_What you need to do_. Return all of the data exactly, with nothing left out but the pictures.

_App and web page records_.
──────────────────────────────

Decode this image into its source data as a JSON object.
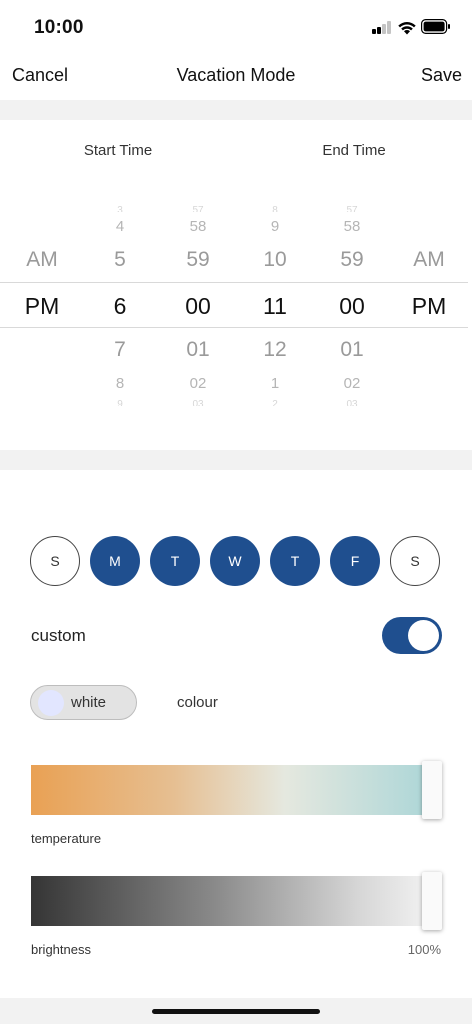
{
  "status_bar": {
    "time": "10:00"
  },
  "nav": {
    "cancel": "Cancel",
    "title": "Vacation Mode",
    "save": "Save"
  },
  "picker": {
    "start_heading": "Start Time",
    "end_heading": "End Time",
    "columns": [
      {
        "name": "start-ampm",
        "values": [
          "",
          "",
          "AM",
          "PM",
          "",
          "",
          ""
        ]
      },
      {
        "name": "start-hour",
        "values": [
          "3",
          "4",
          "5",
          "6",
          "7",
          "8",
          "9"
        ]
      },
      {
        "name": "start-minute",
        "values": [
          "57",
          "58",
          "59",
          "00",
          "01",
          "02",
          "03"
        ]
      },
      {
        "name": "end-hour",
        "values": [
          "8",
          "9",
          "10",
          "11",
          "12",
          "1",
          "2"
        ]
      },
      {
        "name": "end-minute",
        "values": [
          "57",
          "58",
          "59",
          "00",
          "01",
          "02",
          "03"
        ]
      },
      {
        "name": "end-ampm",
        "values": [
          "",
          "",
          "AM",
          "PM",
          "",
          "",
          ""
        ]
      }
    ]
  },
  "days": [
    {
      "label": "S",
      "selected": false
    },
    {
      "label": "M",
      "selected": true
    },
    {
      "label": "T",
      "selected": true
    },
    {
      "label": "W",
      "selected": true
    },
    {
      "label": "T",
      "selected": true
    },
    {
      "label": "F",
      "selected": true
    },
    {
      "label": "S",
      "selected": false
    }
  ],
  "custom": {
    "label": "custom",
    "enabled": true
  },
  "mode": {
    "white_label": "white",
    "colour_label": "colour",
    "selected": "white"
  },
  "temperature": {
    "label": "temperature",
    "value_fraction": 1.0
  },
  "brightness": {
    "label": "brightness",
    "value": "100%",
    "value_fraction": 1.0
  },
  "colors": {
    "accent": "#1f4f8f",
    "background_strip": "#f2f2f2"
  }
}
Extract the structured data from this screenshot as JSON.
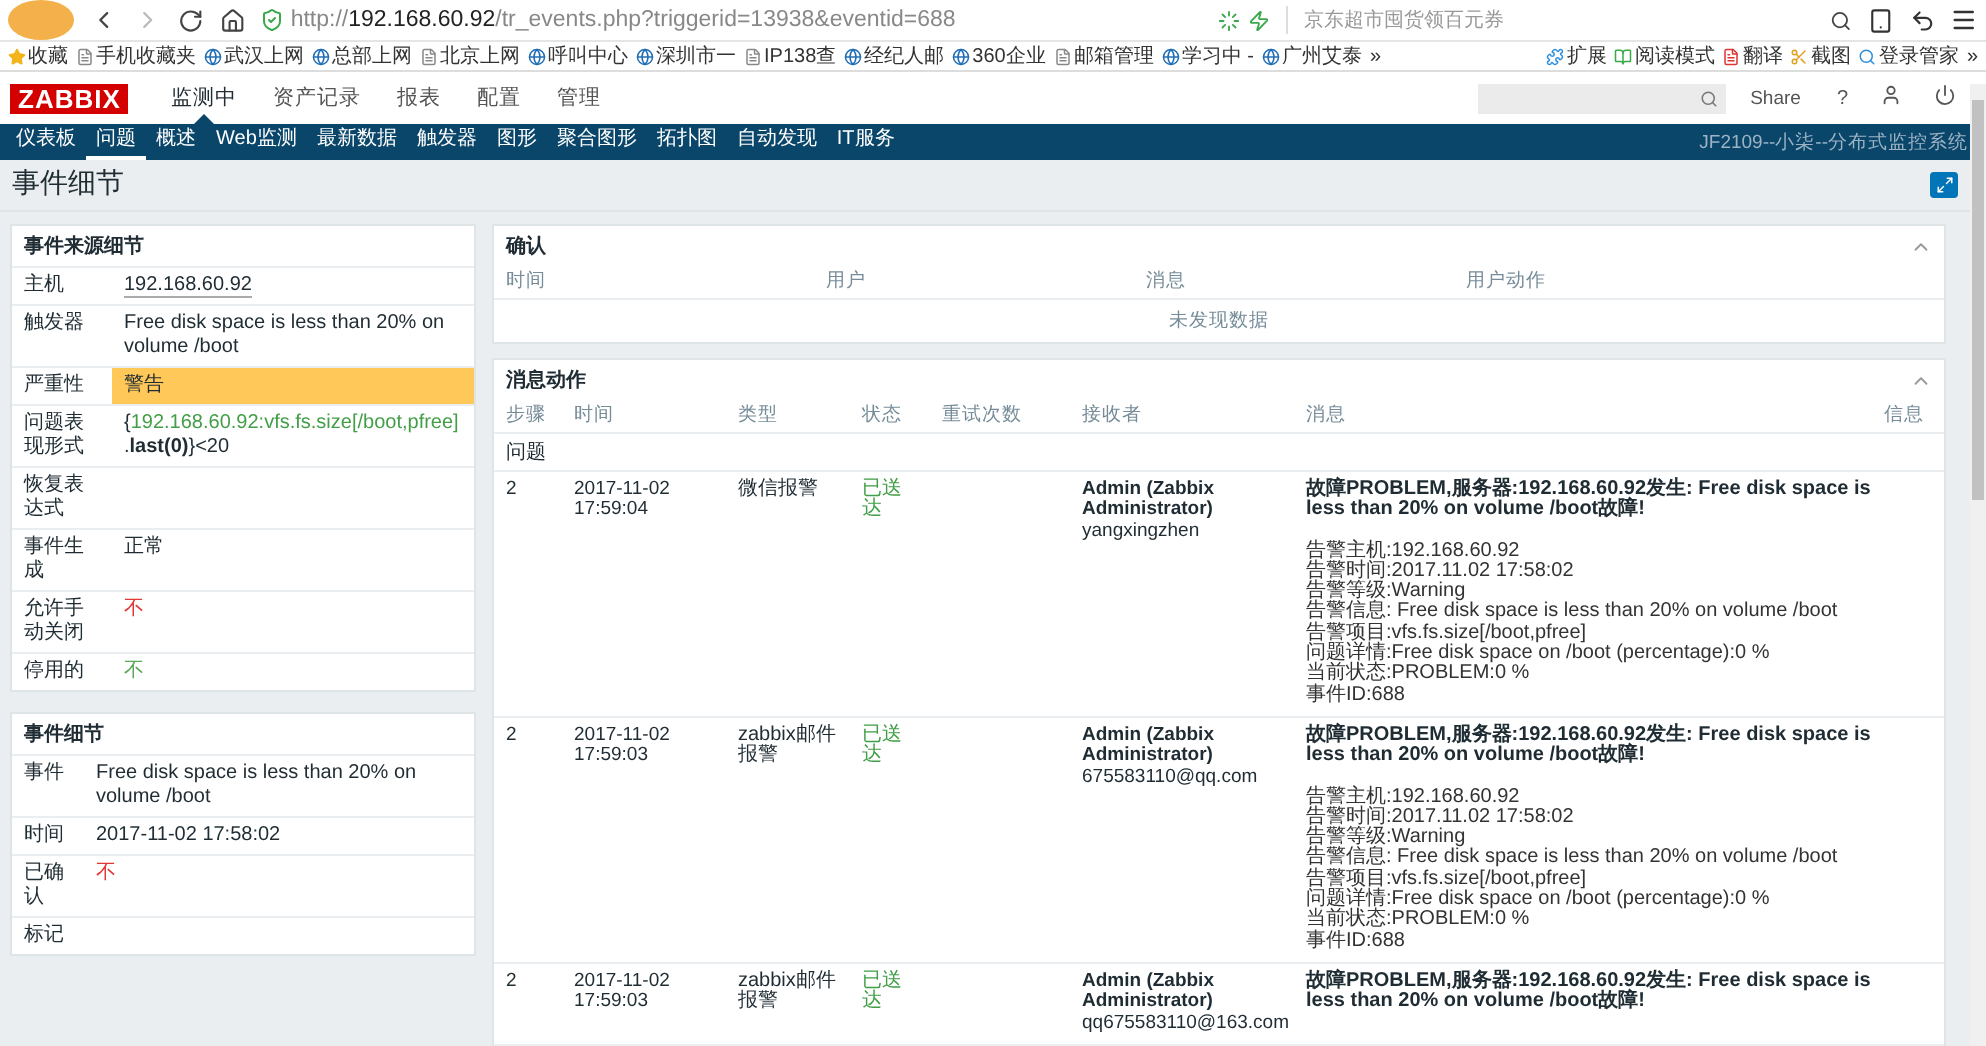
{
  "browser": {
    "url_scheme": "http://",
    "url_host": "192.168.60.92",
    "url_path": "/tr_events.php?triggerid=13938&eventid=688",
    "search_placeholder": "京东超市囤货领百元券",
    "bookmarks": [
      {
        "label": "收藏"
      },
      {
        "label": "手机收藏夹"
      },
      {
        "label": "武汉上网"
      },
      {
        "label": "总部上网"
      },
      {
        "label": "北京上网"
      },
      {
        "label": "呼叫中心"
      },
      {
        "label": "深圳市一"
      },
      {
        "label": "IP138查"
      },
      {
        "label": "经纪人邮"
      },
      {
        "label": "360企业"
      },
      {
        "label": "邮箱管理"
      },
      {
        "label": "学习中 -"
      },
      {
        "label": "广州艾泰"
      }
    ],
    "bookmarks_more": "»",
    "tools": [
      {
        "label": "扩展"
      },
      {
        "label": "阅读模式"
      },
      {
        "label": "翻译"
      },
      {
        "label": "截图"
      },
      {
        "label": "登录管家"
      }
    ],
    "tools_more": "»"
  },
  "header": {
    "logo": "ZABBIX",
    "menu": [
      {
        "label": "监测中",
        "selected": true
      },
      {
        "label": "资产记录",
        "selected": false
      },
      {
        "label": "报表",
        "selected": false
      },
      {
        "label": "配置",
        "selected": false
      },
      {
        "label": "管理",
        "selected": false
      }
    ],
    "share": "Share",
    "help": "?",
    "subnav": [
      {
        "label": "仪表板",
        "selected": false
      },
      {
        "label": "问题",
        "selected": true
      },
      {
        "label": "概述",
        "selected": false
      },
      {
        "label": "Web监测",
        "selected": false
      },
      {
        "label": "最新数据",
        "selected": false
      },
      {
        "label": "触发器",
        "selected": false
      },
      {
        "label": "图形",
        "selected": false
      },
      {
        "label": "聚合图形",
        "selected": false
      },
      {
        "label": "拓扑图",
        "selected": false
      },
      {
        "label": "自动发现",
        "selected": false
      },
      {
        "label": "IT服务",
        "selected": false
      }
    ],
    "system_name": "JF2109--小柒--分布式监控系统"
  },
  "page_title": "事件细节",
  "source_details": {
    "title": "事件来源细节",
    "rows": [
      {
        "label": "主机",
        "kind": "link",
        "value": "192.168.60.92"
      },
      {
        "label": "触发器",
        "kind": "text",
        "value": "Free disk space is less than 20% on volume /boot"
      },
      {
        "label": "严重性",
        "kind": "severity",
        "value": "警告",
        "color": "#ffc859"
      },
      {
        "label": "问题表现形式",
        "kind": "expression",
        "prefix": "{",
        "item": "192.168.60.92:vfs.fs.size[/boot,pfree]",
        "suffix": ".**last(0)**}<20"
      },
      {
        "label": "恢复表达式",
        "kind": "text",
        "value": ""
      },
      {
        "label": "事件生成",
        "kind": "text",
        "value": "正常"
      },
      {
        "label": "允许手动关闭",
        "kind": "flag",
        "value": "不",
        "color": "#e33734"
      },
      {
        "label": "停用的",
        "kind": "flag",
        "value": "不",
        "color": "#59a959"
      }
    ]
  },
  "event_details": {
    "title": "事件细节",
    "rows": [
      {
        "label": "事件",
        "kind": "text",
        "value": "Free disk space is less than 20% on volume /boot"
      },
      {
        "label": "时间",
        "kind": "text",
        "value": "2017-11-02 17:58:02"
      },
      {
        "label": "已确认",
        "kind": "flag",
        "value": "不",
        "color": "#e33734"
      },
      {
        "label": "标记",
        "kind": "text",
        "value": ""
      }
    ]
  },
  "acknowledgements": {
    "title": "确认",
    "columns": [
      "时间",
      "用户",
      "消息",
      "用户动作"
    ],
    "empty": "未发现数据"
  },
  "message_actions": {
    "title": "消息动作",
    "columns": [
      "步骤",
      "时间",
      "类型",
      "状态",
      "重试次数",
      "接收者",
      "消息",
      "信息"
    ],
    "section": "问题",
    "rows": [
      {
        "step": "2",
        "time": "2017-11-02 17:59:04",
        "type": "微信报警",
        "status": "已送达",
        "recipient": "Admin (Zabbix Administrator)",
        "address": "yangxingzhen",
        "subject": "故障PROBLEM,服务器:192.168.60.92发生: Free disk space is less than 20% on volume /boot故障!",
        "body": [
          "告警主机:192.168.60.92",
          "告警时间:2017.11.02 17:58:02",
          "告警等级:Warning",
          "告警信息: Free disk space is less than 20% on volume /boot",
          "告警项目:vfs.fs.size[/boot,pfree]",
          "问题详情:Free disk space on /boot (percentage):0 %",
          "当前状态:PROBLEM:0 %",
          "事件ID:688"
        ]
      },
      {
        "step": "2",
        "time": "2017-11-02 17:59:03",
        "type": "zabbix邮件报警",
        "status": "已送达",
        "recipient": "Admin (Zabbix Administrator)",
        "address": "675583110@qq.com",
        "subject": "故障PROBLEM,服务器:192.168.60.92发生: Free disk space is less than 20% on volume /boot故障!",
        "body": [
          "告警主机:192.168.60.92",
          "告警时间:2017.11.02 17:58:02",
          "告警等级:Warning",
          "告警信息: Free disk space is less than 20% on volume /boot",
          "告警项目:vfs.fs.size[/boot,pfree]",
          "问题详情:Free disk space on /boot (percentage):0 %",
          "当前状态:PROBLEM:0 %",
          "事件ID:688"
        ]
      },
      {
        "step": "2",
        "time": "2017-11-02 17:59:03",
        "type": "zabbix邮件报警",
        "status": "已送达",
        "recipient": "Admin (Zabbix Administrator)",
        "address": "qq675583110@163.com",
        "subject": "故障PROBLEM,服务器:192.168.60.92发生: Free disk space is less than 20% on volume /boot故障!",
        "body": []
      }
    ]
  }
}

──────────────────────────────

_Problem solution_.
Decode this image into its source data as a JSON object.
{
  "status_bar": {
    "time": "10:00"
  },
  "nav": {
    "cancel": "Cancel",
    "title": "Vacation Mode",
    "save": "Save"
  },
  "picker": {
    "start_heading": "Start Time",
    "end_heading": "End Time",
    "columns": [
      {
        "name": "start-ampm",
        "values": [
          "",
          "",
          "AM",
          "PM",
          "",
          "",
          ""
        ]
      },
      {
        "name": "start-hour",
        "values": [
          "3",
          "4",
          "5",
          "6",
          "7",
          "8",
          "9"
        ]
      },
      {
        "name": "start-minute",
        "values": [
          "57",
          "58",
          "59",
          "00",
          "01",
          "02",
          "03"
        ]
      },
      {
        "name": "end-hour",
        "values": [
          "8",
          "9",
          "10",
          "11",
          "12",
          "1",
          "2"
        ]
      },
      {
        "name": "end-minute",
        "values": [
          "57",
          "58",
          "59",
          "00",
          "01",
          "02",
          "03"
        ]
      },
      {
        "name": "end-ampm",
        "values": [
          "",
          "",
          "AM",
          "PM",
          "",
          "",
          ""
        ]
      }
    ]
  },
  "days": [
    {
      "label": "S",
      "selected": false
    },
    {
      "label": "M",
      "selected": true
    },
    {
      "label": "T",
      "selected": true
    },
    {
      "label": "W",
      "selected": true
    },
    {
      "label": "T",
      "selected": true
    },
    {
      "label": "F",
      "selected": true
    },
    {
      "label": "S",
      "selected": false
    }
  ],
  "custom": {
    "label": "custom",
    "enabled": true
  },
  "mode": {
    "white_label": "white",
    "colour_label": "colour",
    "selected": "white"
  },
  "temperature": {
    "label": "temperature",
    "value_fraction": 1.0
  },
  "brightness": {
    "label": "brightness",
    "value": "100%",
    "value_fraction": 1.0
  },
  "colors": {
    "accent": "#1f4f8f",
    "background_strip": "#f2f2f2"
  }
}
Extract the structured data from this screenshot as JSON.
{
  "browser": {
    "url_scheme": "http://",
    "url_host": "192.168.60.92",
    "url_path": "/tr_events.php?triggerid=13938&eventid=688",
    "search_placeholder": "京东超市囤货领百元券",
    "bookmarks": [
      {
        "label": "收藏"
      },
      {
        "label": "手机收藏夹"
      },
      {
        "label": "武汉上网"
      },
      {
        "label": "总部上网"
      },
      {
        "label": "北京上网"
      },
      {
        "label": "呼叫中心"
      },
      {
        "label": "深圳市一"
      },
      {
        "label": "IP138查"
      },
      {
        "label": "经纪人邮"
      },
      {
        "label": "360企业"
      },
      {
        "label": "邮箱管理"
      },
      {
        "label": "学习中 -"
      },
      {
        "label": "广州艾泰"
      }
    ],
    "bookmarks_more": "»",
    "tools": [
      {
        "label": "扩展"
      },
      {
        "label": "阅读模式"
      },
      {
        "label": "翻译"
      },
      {
        "label": "截图"
      },
      {
        "label": "登录管家"
      }
    ],
    "tools_more": "»"
  },
  "header": {
    "logo": "ZABBIX",
    "menu": [
      {
        "label": "监测中",
        "selected": true
      },
      {
        "label": "资产记录",
        "selected": false
      },
      {
        "label": "报表",
        "selected": false
      },
      {
        "label": "配置",
        "selected": false
      },
      {
        "label": "管理",
        "selected": false
      }
    ],
    "share": "Share",
    "help": "?",
    "subnav": [
      {
        "label": "仪表板",
        "selected": false
      },
      {
        "label": "问题",
        "selected": true
      },
      {
        "label": "概述",
        "selected": false
      },
      {
        "label": "Web监测",
        "selected": false
      },
      {
        "label": "最新数据",
        "selected": false
      },
      {
        "label": "触发器",
        "selected": false
      },
      {
        "label": "图形",
        "selected": false
      },
      {
        "label": "聚合图形",
        "selected": false
      },
      {
        "label": "拓扑图",
        "selected": false
      },
      {
        "label": "自动发现",
        "selected": false
      },
      {
        "label": "IT服务",
        "selected": false
      }
    ],
    "system_name": "JF2109--小柒--分布式监控系统"
  },
  "page_title": "事件细节",
  "source_details": {
    "title": "事件来源细节",
    "rows": [
      {
        "label": "主机",
        "kind": "link",
        "value": "192.168.60.92"
      },
      {
        "label": "触发器",
        "kind": "text",
        "value": "Free disk space is less than 20% on volume /boot"
      },
      {
        "label": "严重性",
        "kind": "severity",
        "value": "警告",
        "color": "#ffc859"
      },
      {
        "label": "问题表现形式",
        "kind": "expression",
        "prefix": "{",
        "item": "192.168.60.92:vfs.fs.size[/boot,pfree]",
        "suffix": ".**last(0)**}<20"
      },
      {
        "label": "恢复表达式",
        "kind": "text",
        "value": ""
      },
      {
        "label": "事件生成",
        "kind": "text",
        "value": "正常"
      },
      {
        "label": "允许手动关闭",
        "kind": "flag",
        "value": "不",
        "color": "#e33734"
      },
      {
        "label": "停用的",
        "kind": "flag",
        "value": "不",
        "color": "#59a959"
      }
    ]
  },
  "event_details": {
    "title": "事件细节",
    "rows": [
      {
        "label": "事件",
        "kind": "text",
        "value": "Free disk space is less than 20% on volume /boot"
      },
      {
        "label": "时间",
        "kind": "text",
        "value": "2017-11-02 17:58:02"
      },
      {
        "label": "已确认",
        "kind": "flag",
        "value": "不",
        "color": "#e33734"
      },
      {
        "label": "标记",
        "kind": "text",
        "value": ""
      }
    ]
  },
  "acknowledgements": {
    "title": "确认",
    "columns": [
      "时间",
      "用户",
      "消息",
      "用户动作"
    ],
    "empty": "未发现数据"
  },
  "message_actions": {
    "title": "消息动作",
    "columns": [
      "步骤",
      "时间",
      "类型",
      "状态",
      "重试次数",
      "接收者",
      "消息",
      "信息"
    ],
    "section": "问题",
    "rows": [
      {
        "step": "2",
        "time": "2017-11-02 17:59:04",
        "type": "微信报警",
        "status": "已送达",
        "recipient": "Admin (Zabbix Administrator)",
        "address": "yangxingzhen",
        "subject": "故障PROBLEM,服务器:192.168.60.92发生: Free disk space is less than 20% on volume /boot故障!",
        "body": [
          "告警主机:192.168.60.92",
          "告警时间:2017.11.02 17:58:02",
          "告警等级:Warning",
          "告警信息: Free disk space is less than 20% on volume /boot",
          "告警项目:vfs.fs.size[/boot,pfree]",
          "问题详情:Free disk space on /boot (percentage):0 %",
          "当前状态:PROBLEM:0 %",
          "事件ID:688"
        ]
      },
      {
        "step": "2",
        "time": "2017-11-02 17:59:03",
        "type": "zabbix邮件报警",
        "status": "已送达",
        "recipient": "Admin (Zabbix Administrator)",
        "address": "675583110@qq.com",
        "subject": "故障PROBLEM,服务器:192.168.60.92发生: Free disk space is less than 20% on volume /boot故障!",
        "body": [
          "告警主机:192.168.60.92",
          "告警时间:2017.11.02 17:58:02",
          "告警等级:Warning",
          "告警信息: Free disk space is less than 20% on volume /boot",
          "告警项目:vfs.fs.size[/boot,pfree]",
          "问题详情:Free disk space on /boot (percentage):0 %",
          "当前状态:PROBLEM:0 %",
          "事件ID:688"
        ]
      },
      {
        "step": "2",
        "time": "2017-11-02 17:59:03",
        "type": "zabbix邮件报警",
        "status": "已送达",
        "recipient": "Admin (Zabbix Administrator)",
        "address": "qq675583110@163.com",
        "subject": "故障PROBLEM,服务器:192.168.60.92发生: Free disk space is less than 20% on volume /boot故障!",
        "body": []
      }
    ]
  }
}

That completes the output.